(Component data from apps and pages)
--

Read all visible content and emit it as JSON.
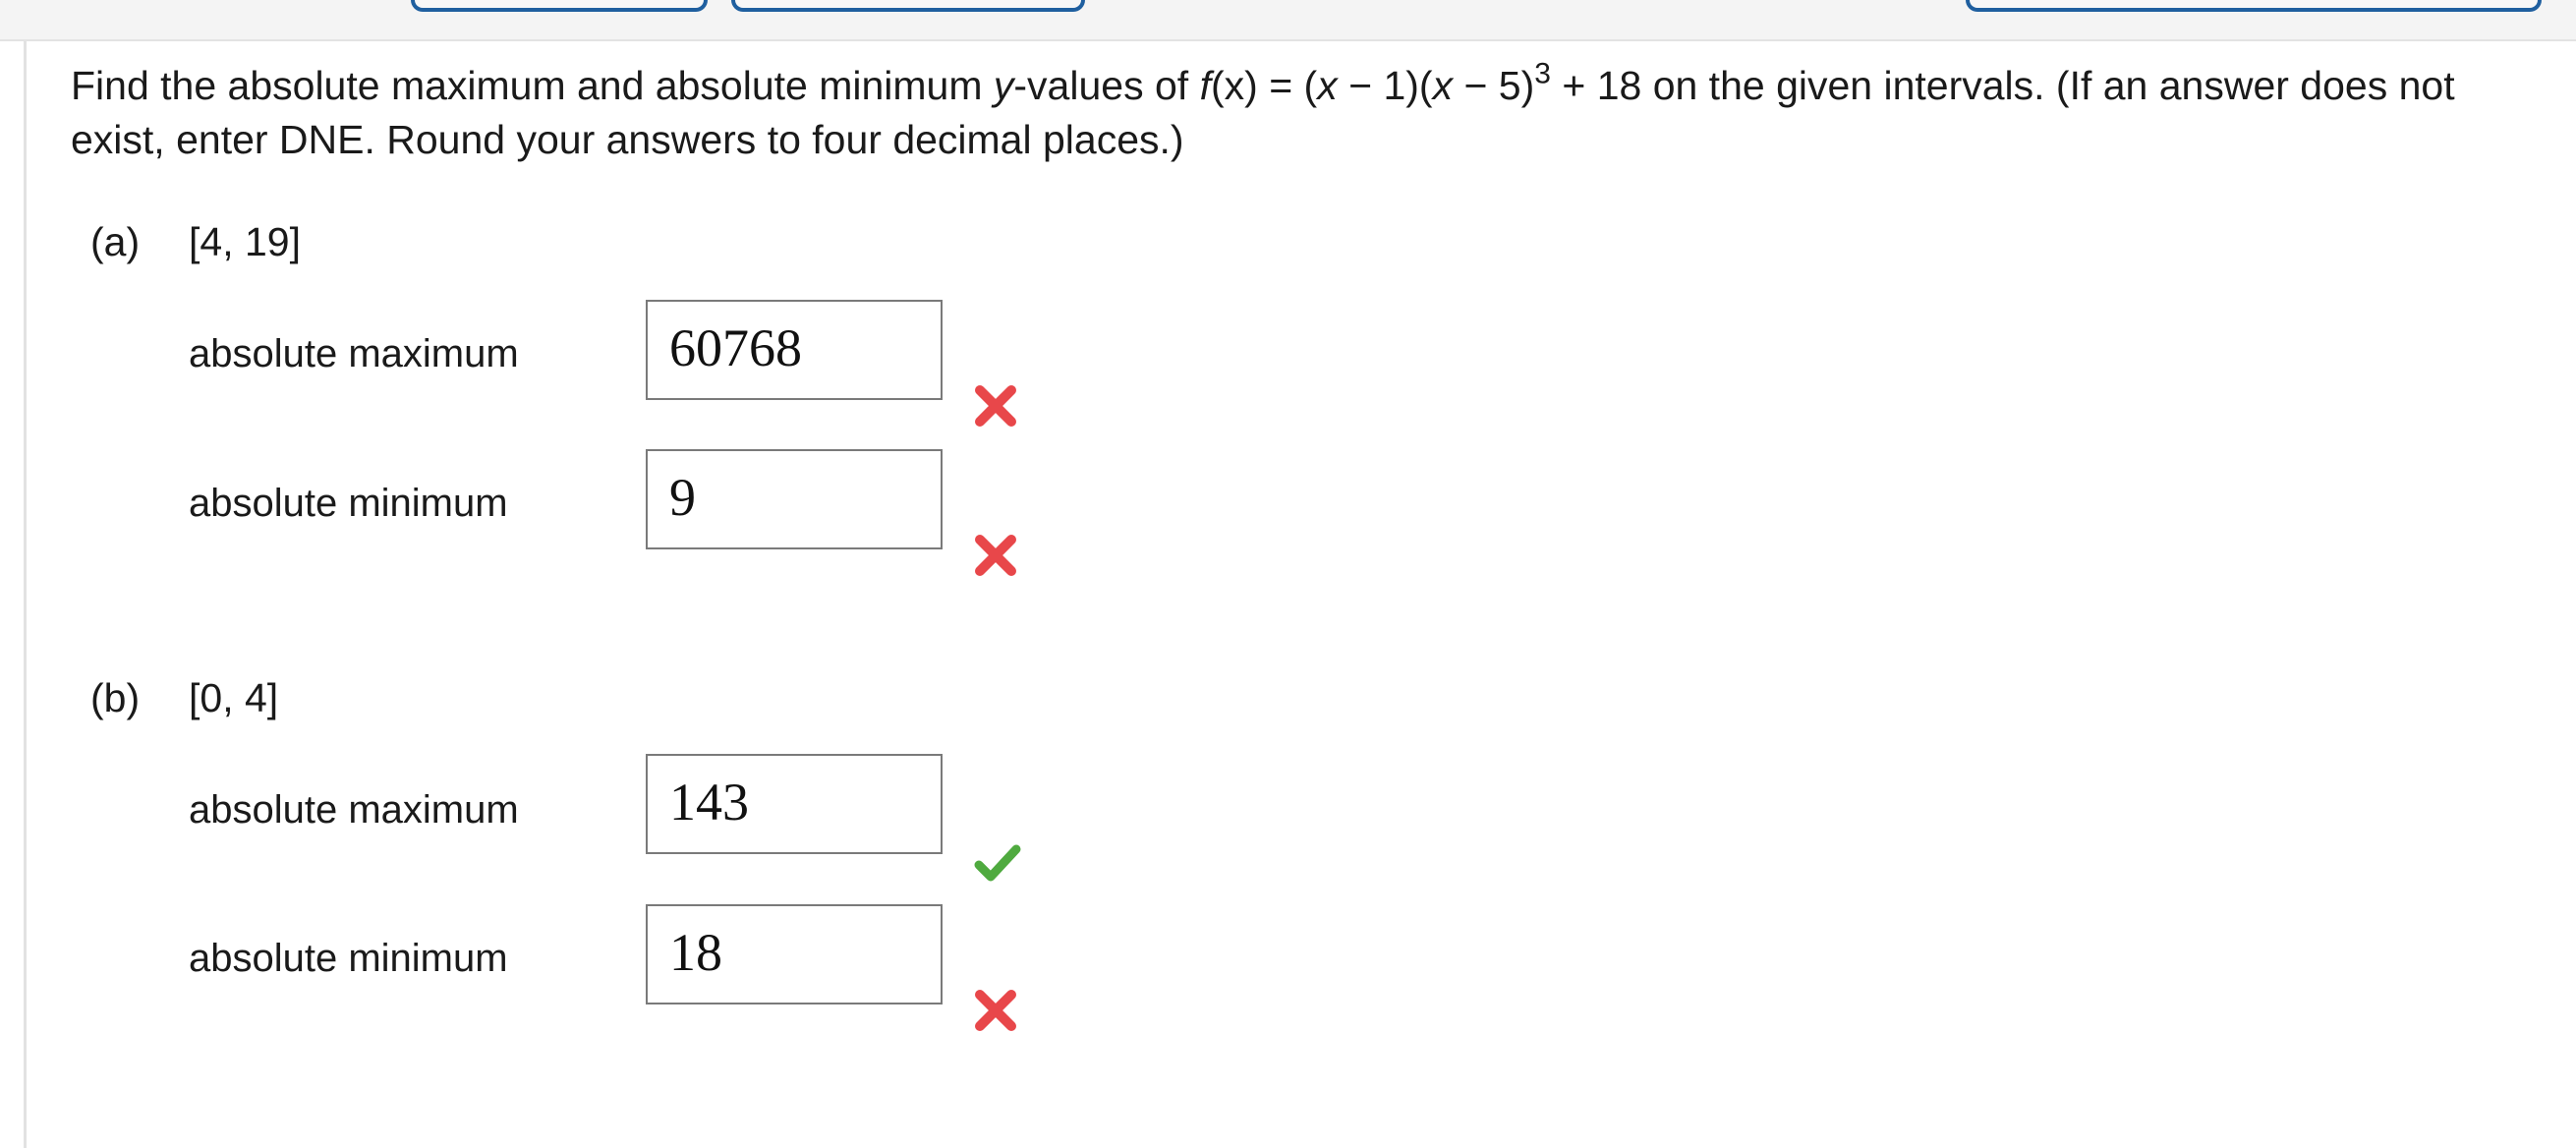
{
  "question": {
    "prefix": "Find the absolute maximum and absolute minimum",
    "y_var": "y",
    "mid": "-values of",
    "f": "f",
    "fx_arg": "(x)",
    "eq": "= (",
    "x1": "x",
    "part1": "− 1)(",
    "x2": "x",
    "part2": "− 5)",
    "exponent": "3",
    "suffix": "+ 18 on the given intervals. (If an answer does not exist, enter DNE. Round your answers to four decimal places.)"
  },
  "parts": [
    {
      "letter": "(a)",
      "interval": "[4, 19]",
      "max_label": "absolute maximum",
      "max_value": "60768",
      "max_status": "incorrect",
      "min_label": "absolute minimum",
      "min_value": "9",
      "min_status": "incorrect"
    },
    {
      "letter": "(b)",
      "interval": "[0, 4]",
      "max_label": "absolute maximum",
      "max_value": "143",
      "max_status": "correct",
      "min_label": "absolute minimum",
      "min_value": "18",
      "min_status": "incorrect"
    }
  ],
  "colors": {
    "incorrect": "#e8474a",
    "correct": "#4faa3f",
    "tab_border": "#1f5f9f"
  },
  "icons": {
    "incorrect": "cross-icon",
    "correct": "checkmark-icon"
  }
}
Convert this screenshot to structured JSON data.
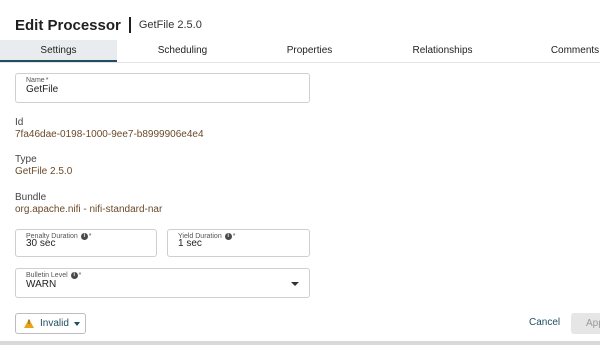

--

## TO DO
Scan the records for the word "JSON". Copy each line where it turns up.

## EXERCISE RESULT
Read all visible content and emit it as JSON.
Convert this screenshot to structured JSON data.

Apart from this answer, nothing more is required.